> [EXTRACTED RECORDS]

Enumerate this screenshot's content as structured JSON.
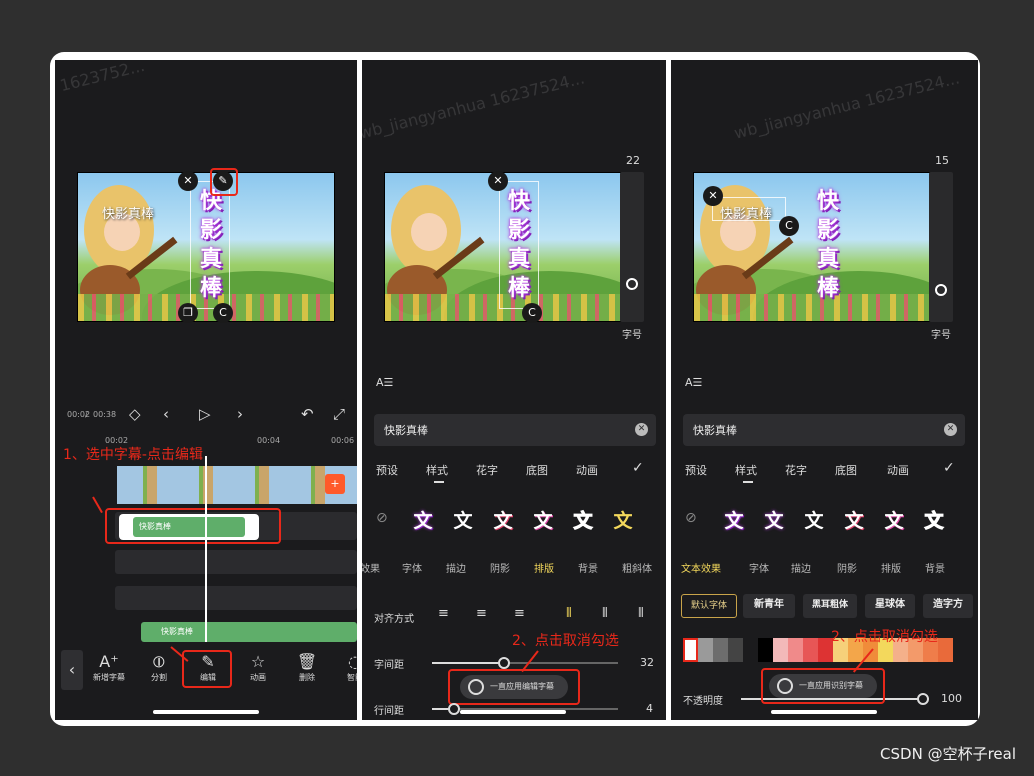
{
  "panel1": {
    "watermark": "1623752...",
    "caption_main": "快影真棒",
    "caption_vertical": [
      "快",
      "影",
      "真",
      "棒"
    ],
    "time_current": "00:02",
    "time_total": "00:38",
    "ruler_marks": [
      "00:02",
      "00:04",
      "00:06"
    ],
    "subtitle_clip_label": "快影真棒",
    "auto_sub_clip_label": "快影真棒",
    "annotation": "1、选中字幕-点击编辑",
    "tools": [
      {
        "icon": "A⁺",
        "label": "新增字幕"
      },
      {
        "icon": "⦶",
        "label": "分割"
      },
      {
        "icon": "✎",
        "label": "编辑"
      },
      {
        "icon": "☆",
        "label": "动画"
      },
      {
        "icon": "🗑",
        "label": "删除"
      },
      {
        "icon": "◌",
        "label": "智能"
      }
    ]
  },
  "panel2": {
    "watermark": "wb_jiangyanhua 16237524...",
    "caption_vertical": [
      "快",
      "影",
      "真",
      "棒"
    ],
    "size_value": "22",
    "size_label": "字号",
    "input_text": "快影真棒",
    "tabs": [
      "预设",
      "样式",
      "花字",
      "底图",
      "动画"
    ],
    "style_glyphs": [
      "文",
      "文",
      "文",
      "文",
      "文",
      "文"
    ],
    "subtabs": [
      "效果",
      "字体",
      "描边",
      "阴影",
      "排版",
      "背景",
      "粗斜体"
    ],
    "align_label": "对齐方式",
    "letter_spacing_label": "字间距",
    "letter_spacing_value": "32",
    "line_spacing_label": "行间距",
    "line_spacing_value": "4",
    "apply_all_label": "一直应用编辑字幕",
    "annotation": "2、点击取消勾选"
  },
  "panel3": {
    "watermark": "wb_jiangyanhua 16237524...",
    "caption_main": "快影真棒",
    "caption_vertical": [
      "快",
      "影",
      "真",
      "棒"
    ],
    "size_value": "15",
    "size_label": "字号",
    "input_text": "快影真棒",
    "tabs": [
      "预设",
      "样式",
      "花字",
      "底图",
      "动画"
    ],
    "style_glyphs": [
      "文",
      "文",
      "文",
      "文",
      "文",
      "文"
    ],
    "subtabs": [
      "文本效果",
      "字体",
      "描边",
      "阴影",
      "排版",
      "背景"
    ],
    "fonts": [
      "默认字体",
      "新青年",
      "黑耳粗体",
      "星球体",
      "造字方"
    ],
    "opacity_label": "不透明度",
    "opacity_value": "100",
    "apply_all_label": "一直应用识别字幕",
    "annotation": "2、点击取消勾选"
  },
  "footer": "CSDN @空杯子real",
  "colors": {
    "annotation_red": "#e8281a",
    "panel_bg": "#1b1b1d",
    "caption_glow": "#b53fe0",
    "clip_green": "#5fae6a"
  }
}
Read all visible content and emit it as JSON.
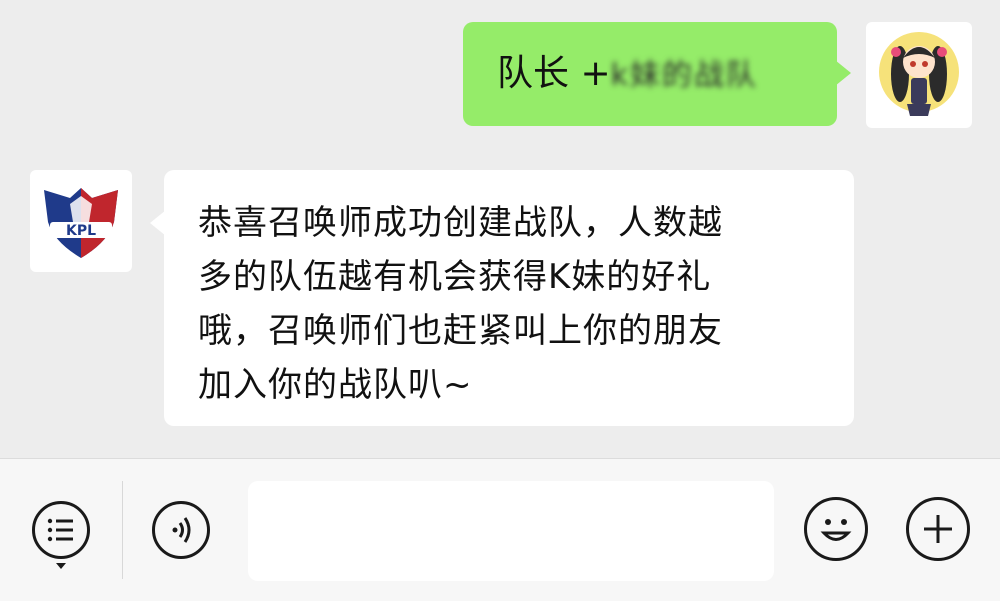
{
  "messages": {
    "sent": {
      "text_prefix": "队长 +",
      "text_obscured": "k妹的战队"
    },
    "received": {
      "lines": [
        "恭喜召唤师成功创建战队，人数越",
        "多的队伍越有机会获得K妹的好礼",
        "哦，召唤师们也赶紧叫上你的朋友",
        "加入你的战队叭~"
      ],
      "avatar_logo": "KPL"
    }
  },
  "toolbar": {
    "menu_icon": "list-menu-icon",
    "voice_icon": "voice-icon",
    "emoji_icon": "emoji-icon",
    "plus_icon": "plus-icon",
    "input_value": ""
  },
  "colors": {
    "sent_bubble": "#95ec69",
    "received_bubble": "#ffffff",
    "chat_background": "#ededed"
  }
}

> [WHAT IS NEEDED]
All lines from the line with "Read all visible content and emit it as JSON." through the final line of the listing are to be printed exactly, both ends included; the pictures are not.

> [EXERCISE RESULT]
Read all visible content and emit it as JSON.
{
  "messages": {
    "sent": {
      "text_prefix": "队长 +",
      "text_obscured": "k妹的战队"
    },
    "received": {
      "lines": [
        "恭喜召唤师成功创建战队，人数越",
        "多的队伍越有机会获得K妹的好礼",
        "哦，召唤师们也赶紧叫上你的朋友",
        "加入你的战队叭~"
      ],
      "avatar_logo": "KPL"
    }
  },
  "toolbar": {
    "menu_icon": "list-menu-icon",
    "voice_icon": "voice-icon",
    "emoji_icon": "emoji-icon",
    "plus_icon": "plus-icon",
    "input_value": ""
  },
  "colors": {
    "sent_bubble": "#95ec69",
    "received_bubble": "#ffffff",
    "chat_background": "#ededed"
  }
}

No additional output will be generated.